Published on October 8, 2012 by Jeffrey Judge

It is not unusual in today’s climate to see people in their 70s and older in desperate financial straits.  

Most of us assume that between Social Security, pensions, Medicare, and other benefits seniors are living better than most.   Although that image of the financially secure retiree may still hold true for some, times have changed for many seniors.   The decline of pensions, increased medical expenses, predatory lending, and support for struggling adult children have left too many seniors with mounting debts and dwindling resources.   Many seniors are forced to use credit cards to pay for prescriptions, medical co-pays, and other necessary items.   For seniors unable to make more than minimum payments, these small debts accumulate rapidly.

Will I qualify?
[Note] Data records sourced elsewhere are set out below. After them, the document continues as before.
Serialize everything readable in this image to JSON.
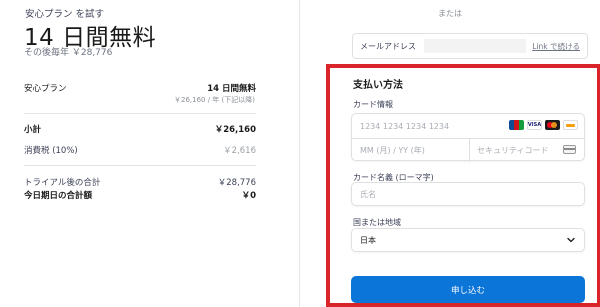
{
  "summary": {
    "plan_trial_label": "安心プラン を試す",
    "headline": "14 日間無料",
    "after_price": "その後毎年 ￥28,776",
    "plan_name": "安心プラン",
    "plan_amount": "14 日間無料",
    "plan_subtext": "￥26,160 / 年 (下記以降)",
    "subtotal_label": "小計",
    "subtotal_value": "￥26,160",
    "tax_label": "消費税 (10%)",
    "tax_value": "￥2,616",
    "after_trial_label": "トライアル後の合計",
    "after_trial_value": "￥28,776",
    "today_label": "今日期日の合計額",
    "today_value": "￥0"
  },
  "checkout": {
    "or_text": "または",
    "email_label": "メールアドレス",
    "email_value": "",
    "link_label": "Link で続ける",
    "payment_title": "支払い方法",
    "card_info_label": "カード情報",
    "card_number_placeholder": "1234 1234 1234 1234",
    "card_brands": [
      "JCB",
      "VISA",
      "Mastercard",
      "Discover"
    ],
    "expiry_placeholder": "MM (月) / YY (年)",
    "cvc_placeholder": "セキュリティコード",
    "cardholder_label": "カード名義 (ローマ字)",
    "cardholder_placeholder": "氏名",
    "country_label": "国または地域",
    "country_value": "日本",
    "submit_label": "申し込む"
  },
  "colors": {
    "accent_button": "#0b75d8",
    "highlight_border": "#d9252a"
  }
}
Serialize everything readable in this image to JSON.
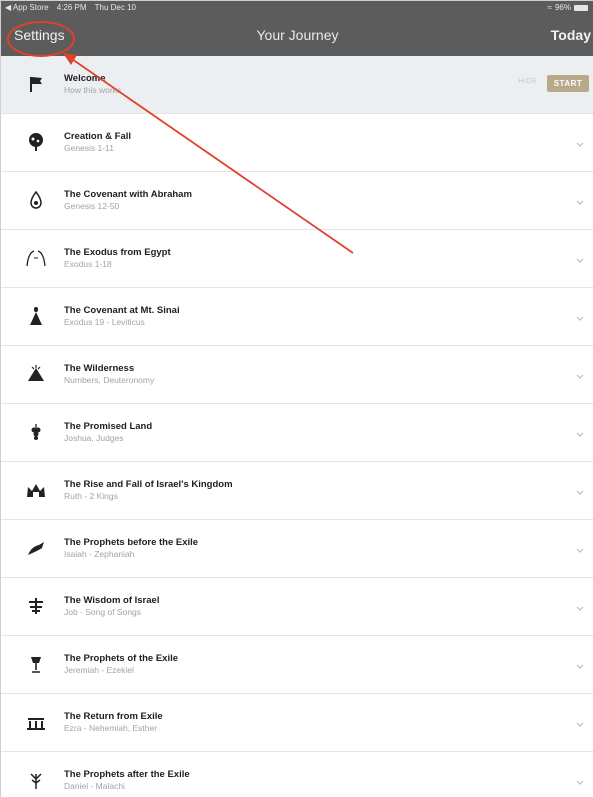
{
  "status_bar": {
    "back_app": "◀ App Store",
    "time": "4:26 PM",
    "date": "Thu Dec 10",
    "battery": "96%"
  },
  "nav": {
    "left": "Settings",
    "title": "Your Journey",
    "right": "Today"
  },
  "welcome": {
    "title": "Welcome",
    "subtitle": "How this works",
    "hide_label": "HIDE",
    "start_label": "START"
  },
  "items": [
    {
      "title": "Creation & Fall",
      "subtitle": "Genesis 1-11",
      "icon": "tree-icon"
    },
    {
      "title": "The Covenant with Abraham",
      "subtitle": "Genesis 12-50",
      "icon": "star-icon"
    },
    {
      "title": "The Exodus from Egypt",
      "subtitle": "Exodus 1-18",
      "icon": "sea-icon"
    },
    {
      "title": "The Covenant at Mt. Sinai",
      "subtitle": "Exodus 19 - Leviticus",
      "icon": "tablets-icon"
    },
    {
      "title": "The Wilderness",
      "subtitle": "Numbers, Deuteronomy",
      "icon": "tent-icon"
    },
    {
      "title": "The Promised Land",
      "subtitle": "Joshua, Judges",
      "icon": "grapes-icon"
    },
    {
      "title": "The Rise and Fall of Israel's Kingdom",
      "subtitle": "Ruth - 2 Kings",
      "icon": "crown-icon"
    },
    {
      "title": "The Prophets before the Exile",
      "subtitle": "Isaiah - Zephaniah",
      "icon": "prophet-icon"
    },
    {
      "title": "The Wisdom of Israel",
      "subtitle": "Job - Song of Songs",
      "icon": "lamp-icon"
    },
    {
      "title": "The Prophets of the Exile",
      "subtitle": "Jeremiah - Ezekiel",
      "icon": "cup-icon"
    },
    {
      "title": "The Return from Exile",
      "subtitle": "Ezra - Nehemiah, Esther",
      "icon": "temple-icon"
    },
    {
      "title": "The Prophets after the Exile",
      "subtitle": "Daniel - Malachi",
      "icon": "branch-icon"
    }
  ],
  "colors": {
    "nav_bg": "#5c5c5c",
    "start_btn": "#b8a98a",
    "welcome_bg": "#eceff1",
    "annotation": "#e0412c"
  }
}
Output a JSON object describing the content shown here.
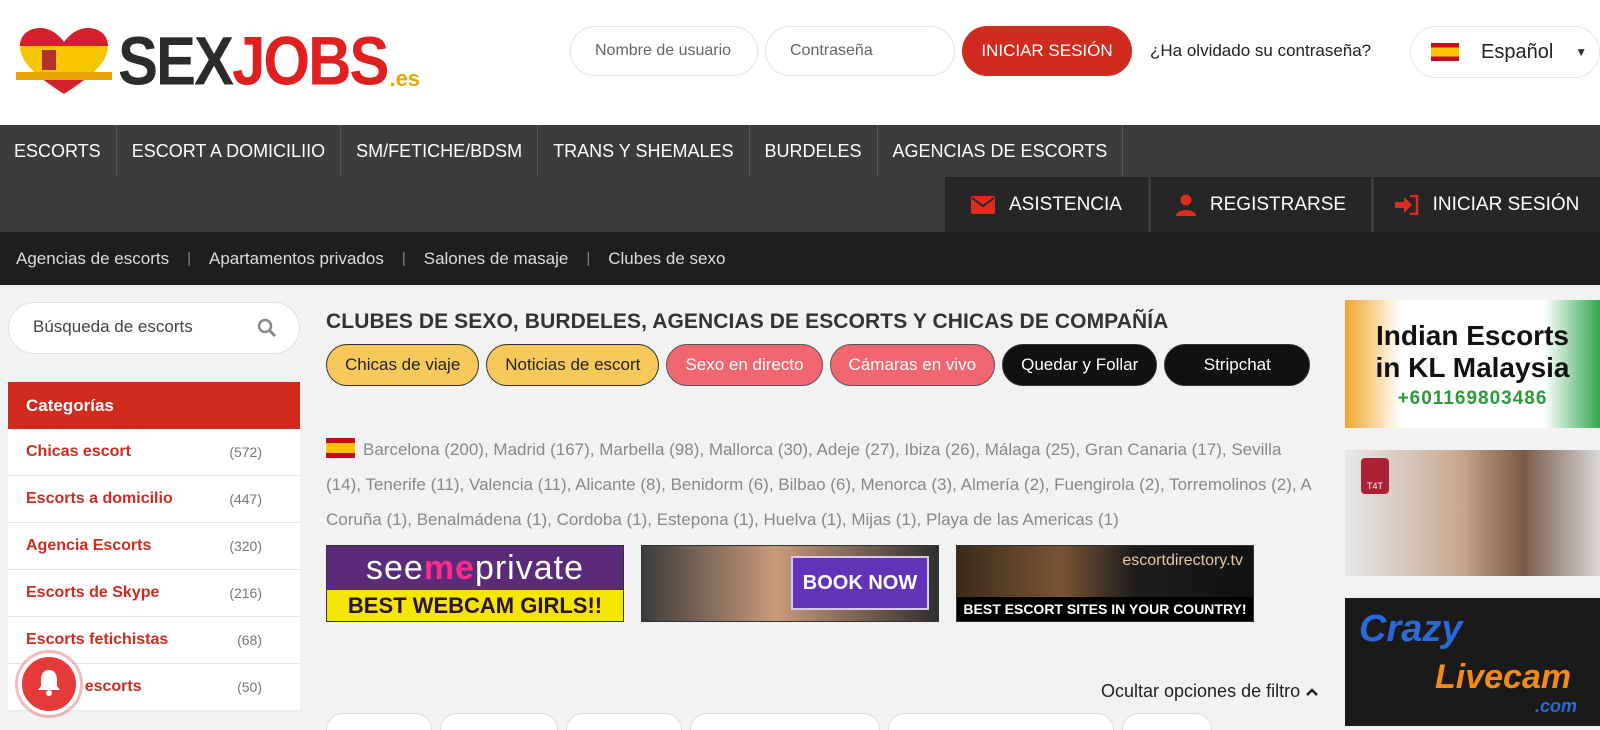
{
  "header": {
    "logo": {
      "sex": "SEX",
      "jobs": "JOBS",
      "tld": ".es"
    },
    "username_placeholder": "Nombre de usuario",
    "password_placeholder": "Contraseña",
    "login_button": "INICIAR SESIÓN",
    "forgot_link": "¿Ha olvidado su contraseña?",
    "language": "Español"
  },
  "nav": {
    "main": [
      "ESCORTS",
      "ESCORT A DOMICILIIO",
      "SM/FETICHE/BDSM",
      "TRANS Y SHEMALES",
      "BURDELES",
      "AGENCIAS DE ESCORTS"
    ],
    "account": [
      {
        "label": "ASISTENCIA",
        "icon": "envelope-icon"
      },
      {
        "label": "REGISTRARSE",
        "icon": "user-icon"
      },
      {
        "label": "INICIAR SESIÓN",
        "icon": "sign-in-icon"
      }
    ],
    "sub": [
      "Agencias de escorts",
      "Apartamentos privados",
      "Salones de masaje",
      "Clubes de sexo"
    ]
  },
  "sidebar": {
    "search_placeholder": "Búsqueda de escorts",
    "categories_title": "Categorías",
    "categories": [
      {
        "name": "Chicas escort",
        "count": "(572)"
      },
      {
        "name": "Escorts a domicilio",
        "count": "(447)"
      },
      {
        "name": "Agencia Escorts",
        "count": "(320)"
      },
      {
        "name": "Escorts de Skype",
        "count": "(216)"
      },
      {
        "name": "Escorts fetichistas",
        "count": "(68)"
      },
      {
        "name": "...as de escorts",
        "count": "(50)"
      }
    ]
  },
  "main": {
    "title": "CLUBES DE SEXO, BURDELES, AGENCIAS DE ESCORTS Y CHICAS DE COMPAÑÍA",
    "pills": [
      {
        "label": "Chicas de viaje",
        "style": "yellow"
      },
      {
        "label": "Noticias de escort",
        "style": "yellow"
      },
      {
        "label": "Sexo en directo",
        "style": "red"
      },
      {
        "label": "Cámaras en vivo",
        "style": "red"
      },
      {
        "label": "Quedar y Follar",
        "style": "black"
      },
      {
        "label": "Stripchat",
        "style": "black"
      }
    ],
    "cities": "Barcelona (200), Madrid (167), Marbella (98), Mallorca (30), Adeje (27), Ibiza (26), Málaga (25), Gran Canaria (17), Sevilla (14), Tenerife (11), Valencia (11), Alicante (8), Benidorm (6), Bilbao (6), Menorca (3), Almería (2), Fuengirola (2), Torremolinos (2), A Coruña (1), Benalmádena (1), Cordoba (1), Estepona (1), Huelva (1), Mijas (1), Playa de las Americas (1)",
    "banners": {
      "b1_see": "see",
      "b1_me": "me",
      "b1_private": "private",
      "b1_tagline": "BEST WEBCAM GIRLS!!",
      "b2_button": "BOOK NOW",
      "b3_brand": "escortdirectory.tv",
      "b3_tagline": "BEST ESCORT SITES IN YOUR COUNTRY!"
    },
    "filter_toggle": "Ocultar opciones de filtro"
  },
  "ads": {
    "ad1_line1": "Indian Escorts",
    "ad1_line2": "in KL Malaysia",
    "ad1_phone": "+601169803486",
    "ad2_logo": "T4T",
    "ad3_w1": "Crazy",
    "ad3_w2": "Livecam",
    "ad3_w3": ".com"
  },
  "colors": {
    "accent_red": "#d12a1e",
    "nav_dark": "#3c3c3c",
    "pill_yellow": "#f7c95a",
    "pill_red": "#f26670"
  }
}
Seniors have specific concerns about bankruptcy.  Because they are on fixed incomes, many seniors worry that they will not qualify under Chapter 7 and will be forced into a payment plan under Chapter 13. (Although some seniors will benefit from a Chapter 13 payment plan, for the majority the complete discharge of all or most debt offered by Chapter 7 is the only viable option.)  Fortunately, federal law makes special provisions for seniors.   For example, although Social Security counts as current income in a bankruptcy, it does not count as income for the purposes of the Chapter 7 means test.   For seniors who also have pensions or other income, this provision makes it easier to qualify under Chapter 7.

What do I have to lose?

Seniors are often concerned that they will lose everything, even their retirement plans, if they file for bankruptcy.  In fact, in the vast majority of cases, senior filers keep all of their personal property, including vehicles, bank accounts, etc.   Often they are able to retain their homes as well.   Moreover, qualified retirement plans (pensions, 401ks, IRAs, etc.) are exempt assets in bankruptcy, meaning that creditors cannot get to the principal.   (There are a few exceptions that most seniors would never encounter.) In addition, money from Social Security in a senior’s bank account is typically exempt not only in bankruptcy, but also from collection by creditors in general.

How can I get help?

If you are a senior in serious financial distress, please know that there is a solution to every financial problem.   A free confidential consultation with a bankruptcy attorney can help you sort out your options.  There is no need to suffer in silence.

Judge Law Firm offers Chapter 7 estate planning for seniors and new retirees to help plan for their old age. Call us today for more information 520-745-1500

Leave a Reply


six + 5 =